There are no invincibility or speed/power-ups to be found in The Punisher; instead, you’ll find a variety of different foods to eat to restore your health or gain access to a slew of additional weaponry to exact justice on New York’s criminal scum. You’ll be wielding the standard beat-‘em-up fare like knives, baseball bats, axes, hammers and pipes but you’ll also get to use throwing stars, boomerangs, M-16 assault rifles, Uzis, fire extinguishers, and even a flamethrower.
Every time you pick up a weapon, the amount of uses it has is displayed next to it on the lower left of the screen so you always know how much “ammo” you have left; if you’re running low, you can toss the weapon in a diagonal arc by jumping and pressing attack, leaving you free to switch to a fresh weapon. The Punisher and Fury can also pick up grenades as they progress through the game’s stages; these are also tallied in the bottom left and are best saved for bosses or to clear the screen of enemies. By jumping and pressing jump and attack, you’ll toss a grenade downwards, which explodes to deal massive damage and help to thin out the herd.
Being a coin-operated, arcade beat-‘em-up, the sole thing to play for is that coveted high score.

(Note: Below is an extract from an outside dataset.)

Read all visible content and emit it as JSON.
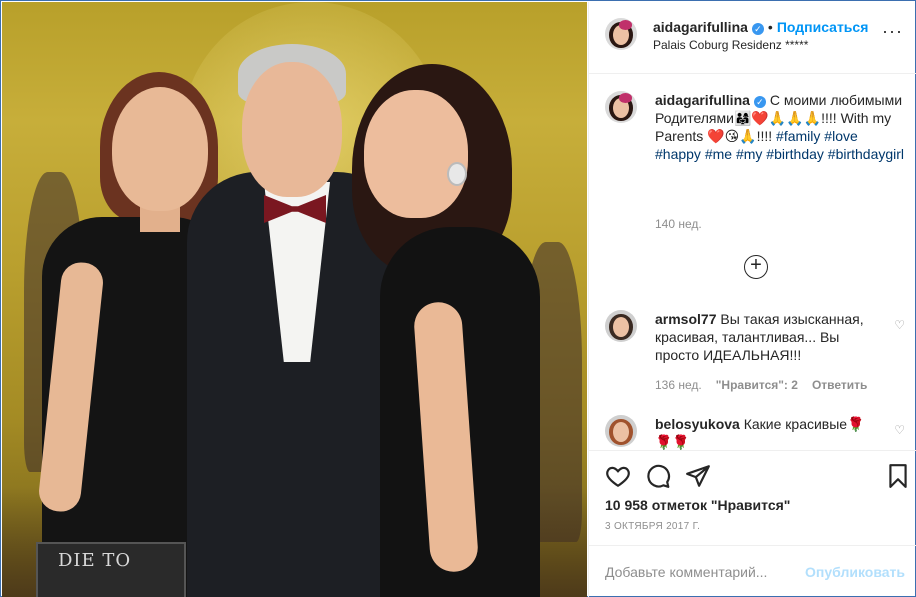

Aside from that, the game allows for two player simultaneous play, which slightly alters the game’s cutscenes and dialogue and gives you another good reason to play through it.
As far as arcade beat-‘em-ups go, The Punisher is just as iconic and enjoyable as the likes of Final Fight. It doesn’t necessarily add anything new to the genre, or anything you haven’t seen before if you’ve played any of the many beat-‘em-ups released by the likes of Capcom and Konami back in the day, but it shines a little bit thanks to its unique licensing of the Punisher character. With large, detailed, comic book-like sprites, environments that are full of destructible elements and fun little inclusions, and by fully embracing the larger than life aesthetic and hyper violence of its source material and title character, The Punisher is a great way to spend an hour or so. Fast-paced and action-packed, the game is a joy to play through; the music isn’t very memorable and, while the game is quite short at only six stages, it’s well-paced and well-balanced enough that it never begins as tedious and monotonous as some beat-‘em-ups.
Did you ever play The Punisher out in the wild? Perhaps you are lucky enough to own the Mega Drive port of the game; if so, how do you think it holds up compared to the arcade original? Which character did you prefer to play as? Can you think of a better character to partner up with the Punisher or do you think Nick Fury fit the role nicely enough? What is your favourite beat-‘em-up game? Whatever your thoughts, feel free to leave a comment below.